State Sen. Scott Wiener’s effort to boost housing density near public transit in California has officially progressed farther than last year when his similar bill was killed in a committee.
Wiener and his allies will be able to keep negotiating details of the bill with detractors after the State Senate Committee on housing voted to advance the bill, Senate Bill 50, in a 9-to-1 vote Tuesday.
The bill’s main goal is to change zoning codes to allow residential buildings of greater height and density near rail, bus, and other public transit, though it also includes new tenant protections and affordable housing requirements. It’s one of the more ambitious initiatives to address California’s housing crisis—and one of the most controversial.
SB 50 will face a tougher vote on April 24 in the State Senate Governance and Finance Committee, which is chaired by State Sen. Mike McGuire (D-Healdsburg).
McGuire, who represents the North Coast region, has been pushing an alternative bill, SB 4, which also advanced out of the committee Tuesday. McGuire’s bill would seek to increase housing density near transit but much less aggressively than SB 50.
McGuire will work behind the scenes to reach a compromise with Wiener before April 24, he announced at the hearing. He withheld voting yes or no on the current SB 50 version, but recommended the committee advance both bills so that negotiations could continue.
“This bill is a continuing work in progress,” cautioned Wiener. “Over the past year and half, we have worked with a broad spectrum of for profit and not for profit developers, environmental, labor, religious, disability and senior advocates, to craft a bill to move the dial on housing, so that we move away from housing anxiety and towards housing action.”
The Housing committee’s Tuesday hearing for the bill was important because it showed that SB 50 has a better shot at making it, in some form, compared to last year’s version, which died in its first hearing.
It also showed the current battle lines: Dozens of advocates from across California voiced support or opposition to the bill in rapid-fire succession at the microphone.
The coalition supporting the bill continues to grow as Wiener and allies add in provisions to the bill. The nonprofit Housing Association of Northern California, the California Building Industry Association, and the State Building and Construction Trades Council testified in favor of the bill. They were followed by representatives of labor, developer, social justice, affordable housing, and environmental groups, from local YIMBY groups to the Natural Resources Defense Council to Bay Area Rapid Transit.

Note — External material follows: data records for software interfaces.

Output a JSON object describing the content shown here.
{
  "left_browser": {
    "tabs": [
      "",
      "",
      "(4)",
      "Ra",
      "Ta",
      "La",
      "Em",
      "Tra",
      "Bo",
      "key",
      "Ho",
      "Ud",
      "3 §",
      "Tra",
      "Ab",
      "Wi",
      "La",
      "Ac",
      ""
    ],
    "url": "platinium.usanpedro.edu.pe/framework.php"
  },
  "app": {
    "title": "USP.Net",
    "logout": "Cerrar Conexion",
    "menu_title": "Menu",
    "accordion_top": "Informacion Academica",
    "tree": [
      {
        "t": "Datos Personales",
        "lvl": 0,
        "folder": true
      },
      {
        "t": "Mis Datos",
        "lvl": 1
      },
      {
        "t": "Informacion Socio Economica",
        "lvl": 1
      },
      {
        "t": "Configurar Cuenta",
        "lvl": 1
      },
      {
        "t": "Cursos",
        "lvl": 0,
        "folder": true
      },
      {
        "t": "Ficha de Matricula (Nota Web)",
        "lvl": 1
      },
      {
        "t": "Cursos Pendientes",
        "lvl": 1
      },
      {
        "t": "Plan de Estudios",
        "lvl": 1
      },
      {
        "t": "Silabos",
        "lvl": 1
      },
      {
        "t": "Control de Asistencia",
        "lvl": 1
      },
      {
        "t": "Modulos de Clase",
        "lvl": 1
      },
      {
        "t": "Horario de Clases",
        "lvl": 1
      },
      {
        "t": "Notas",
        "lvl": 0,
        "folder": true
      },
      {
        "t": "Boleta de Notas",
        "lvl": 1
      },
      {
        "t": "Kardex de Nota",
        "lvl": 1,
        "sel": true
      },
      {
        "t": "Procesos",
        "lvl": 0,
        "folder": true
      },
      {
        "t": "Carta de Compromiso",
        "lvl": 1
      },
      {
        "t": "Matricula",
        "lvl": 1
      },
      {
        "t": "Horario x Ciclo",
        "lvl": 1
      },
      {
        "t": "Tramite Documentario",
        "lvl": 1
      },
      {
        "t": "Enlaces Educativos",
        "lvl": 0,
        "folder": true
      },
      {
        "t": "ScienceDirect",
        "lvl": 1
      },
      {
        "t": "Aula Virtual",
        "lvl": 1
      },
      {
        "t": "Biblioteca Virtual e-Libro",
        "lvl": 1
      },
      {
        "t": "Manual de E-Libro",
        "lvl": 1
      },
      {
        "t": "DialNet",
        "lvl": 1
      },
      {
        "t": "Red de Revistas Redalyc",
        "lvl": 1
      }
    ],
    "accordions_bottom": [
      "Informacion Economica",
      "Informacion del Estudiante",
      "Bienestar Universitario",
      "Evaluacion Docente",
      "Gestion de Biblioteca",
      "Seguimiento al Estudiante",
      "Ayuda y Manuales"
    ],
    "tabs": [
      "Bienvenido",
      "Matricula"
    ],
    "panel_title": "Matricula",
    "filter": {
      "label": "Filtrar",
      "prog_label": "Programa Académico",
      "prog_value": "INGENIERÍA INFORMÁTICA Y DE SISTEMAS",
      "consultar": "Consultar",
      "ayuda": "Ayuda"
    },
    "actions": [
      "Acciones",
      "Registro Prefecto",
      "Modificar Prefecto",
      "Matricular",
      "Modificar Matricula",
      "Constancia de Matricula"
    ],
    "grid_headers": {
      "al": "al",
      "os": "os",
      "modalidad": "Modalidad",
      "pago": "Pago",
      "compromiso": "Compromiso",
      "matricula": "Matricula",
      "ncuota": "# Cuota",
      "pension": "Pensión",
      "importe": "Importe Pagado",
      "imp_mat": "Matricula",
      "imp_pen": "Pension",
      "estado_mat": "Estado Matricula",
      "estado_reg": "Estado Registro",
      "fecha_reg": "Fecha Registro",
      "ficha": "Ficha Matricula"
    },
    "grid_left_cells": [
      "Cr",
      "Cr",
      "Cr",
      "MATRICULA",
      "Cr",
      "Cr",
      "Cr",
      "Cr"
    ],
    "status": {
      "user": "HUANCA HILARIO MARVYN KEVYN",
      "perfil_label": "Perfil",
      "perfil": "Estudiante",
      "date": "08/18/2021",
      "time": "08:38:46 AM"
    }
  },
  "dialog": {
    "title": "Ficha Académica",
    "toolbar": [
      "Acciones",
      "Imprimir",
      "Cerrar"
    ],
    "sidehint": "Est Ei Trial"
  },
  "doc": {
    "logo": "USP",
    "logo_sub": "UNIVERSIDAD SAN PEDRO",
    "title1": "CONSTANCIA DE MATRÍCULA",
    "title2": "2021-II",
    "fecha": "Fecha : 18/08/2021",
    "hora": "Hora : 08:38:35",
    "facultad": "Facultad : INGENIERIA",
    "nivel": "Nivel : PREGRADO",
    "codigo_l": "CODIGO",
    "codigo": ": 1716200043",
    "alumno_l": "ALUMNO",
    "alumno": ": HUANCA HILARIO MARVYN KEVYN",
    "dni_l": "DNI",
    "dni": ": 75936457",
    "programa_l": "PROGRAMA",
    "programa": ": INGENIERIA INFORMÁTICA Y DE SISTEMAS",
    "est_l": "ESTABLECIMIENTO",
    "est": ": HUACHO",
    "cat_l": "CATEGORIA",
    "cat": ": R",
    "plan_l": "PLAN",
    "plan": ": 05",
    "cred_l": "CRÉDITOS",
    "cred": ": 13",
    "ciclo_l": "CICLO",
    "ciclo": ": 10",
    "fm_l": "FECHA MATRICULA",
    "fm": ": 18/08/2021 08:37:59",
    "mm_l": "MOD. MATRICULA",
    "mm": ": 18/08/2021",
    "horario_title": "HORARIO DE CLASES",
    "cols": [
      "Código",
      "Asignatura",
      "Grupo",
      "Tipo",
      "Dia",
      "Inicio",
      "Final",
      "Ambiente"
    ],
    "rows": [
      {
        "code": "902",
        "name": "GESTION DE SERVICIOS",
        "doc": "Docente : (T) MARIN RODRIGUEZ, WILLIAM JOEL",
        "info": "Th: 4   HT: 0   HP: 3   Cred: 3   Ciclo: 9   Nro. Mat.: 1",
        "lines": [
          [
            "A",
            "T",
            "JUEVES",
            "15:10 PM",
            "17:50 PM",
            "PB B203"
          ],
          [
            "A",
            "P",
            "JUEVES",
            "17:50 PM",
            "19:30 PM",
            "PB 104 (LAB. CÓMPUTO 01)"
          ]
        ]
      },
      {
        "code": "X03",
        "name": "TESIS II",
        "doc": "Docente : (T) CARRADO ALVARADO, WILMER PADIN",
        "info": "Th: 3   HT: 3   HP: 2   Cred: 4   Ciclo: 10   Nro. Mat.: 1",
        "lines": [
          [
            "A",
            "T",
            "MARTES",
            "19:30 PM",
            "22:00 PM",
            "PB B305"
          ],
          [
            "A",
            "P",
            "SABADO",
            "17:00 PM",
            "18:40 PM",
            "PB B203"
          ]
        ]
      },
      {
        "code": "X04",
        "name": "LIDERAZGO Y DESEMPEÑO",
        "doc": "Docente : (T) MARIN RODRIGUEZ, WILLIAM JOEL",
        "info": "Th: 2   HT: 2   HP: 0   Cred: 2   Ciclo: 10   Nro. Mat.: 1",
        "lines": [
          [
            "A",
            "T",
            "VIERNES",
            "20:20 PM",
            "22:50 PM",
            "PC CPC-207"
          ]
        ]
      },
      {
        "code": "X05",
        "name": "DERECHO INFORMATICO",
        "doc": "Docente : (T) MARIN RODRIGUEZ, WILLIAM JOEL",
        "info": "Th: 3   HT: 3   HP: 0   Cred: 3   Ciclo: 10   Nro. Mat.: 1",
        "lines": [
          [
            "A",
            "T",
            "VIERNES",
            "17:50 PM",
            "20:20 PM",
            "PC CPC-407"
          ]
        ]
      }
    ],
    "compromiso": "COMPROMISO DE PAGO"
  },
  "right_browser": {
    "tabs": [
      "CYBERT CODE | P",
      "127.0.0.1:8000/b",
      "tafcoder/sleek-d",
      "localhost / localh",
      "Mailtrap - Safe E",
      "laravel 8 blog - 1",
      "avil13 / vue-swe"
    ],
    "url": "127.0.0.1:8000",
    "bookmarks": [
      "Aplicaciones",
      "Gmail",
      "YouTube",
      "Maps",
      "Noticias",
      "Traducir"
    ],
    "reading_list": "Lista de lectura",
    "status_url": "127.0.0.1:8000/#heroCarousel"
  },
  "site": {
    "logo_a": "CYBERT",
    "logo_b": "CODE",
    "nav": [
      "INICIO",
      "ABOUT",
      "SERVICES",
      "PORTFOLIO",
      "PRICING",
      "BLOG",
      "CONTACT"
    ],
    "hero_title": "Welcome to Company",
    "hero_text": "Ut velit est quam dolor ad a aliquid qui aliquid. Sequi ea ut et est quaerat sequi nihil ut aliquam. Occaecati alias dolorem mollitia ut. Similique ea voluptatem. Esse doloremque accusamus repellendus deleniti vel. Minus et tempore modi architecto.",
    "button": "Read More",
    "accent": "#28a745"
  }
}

A few local elected officials, homeowners, and low-income advocacy groups voiced continued opposition. Among those testifying was a representative Housing is a Human Right, a non-profit focused on tenant organizing and concerned about gentrification.
Another objector was a realtor wanting to protect her single-family neighborhood.
More than fifty organizations signed on to a letter to the committee this week outlining their concerns the bill “would further exacerbate the housing challenges experienced by low-income people, people of color, and other vulnerable people, the very populations being hit hardest by California’s affordability crisis.”
Some top bite-sized exchanges from Tuesday’s hearing:
State Sen. Nancy Skinner (D-East Bay), an original co-author of both SB8 27 and SB 50, thanked Wiener for working with a variety of groups.
“We’re never going to resolve issues of housing and good jobs if we’re not working together. I’m relying on you” to reach a solution, she said.
“Other than that, no pressure,” interjected State Sen. John Moorlach, a Republican from Orange County who voted to advance the bill.
Michael Gunning, a representative for the California Building Industry Association, noted that he rarely finds himself sitting next to Cesar Diaz, from the State Building and Construction Trades Council, a union group, in joint support of a bill. The State Building and Construction Trades Council switched from opposing the bill last year.
“We’ve had a lot of discussion about local control,” said Wiener in his opening remarks, addressing a rallying cry for advocates from mostly rich cities. “It does make adjustments to the state and local decision making balance. Just like we have a balance over public education. Local control isn’t biblical, it’s a good thing when it delivers results, and it usually does deliver good results, and I say this as a former elected local official. When it comes to housing, California’s system of almost pure local control hasn’t worked.”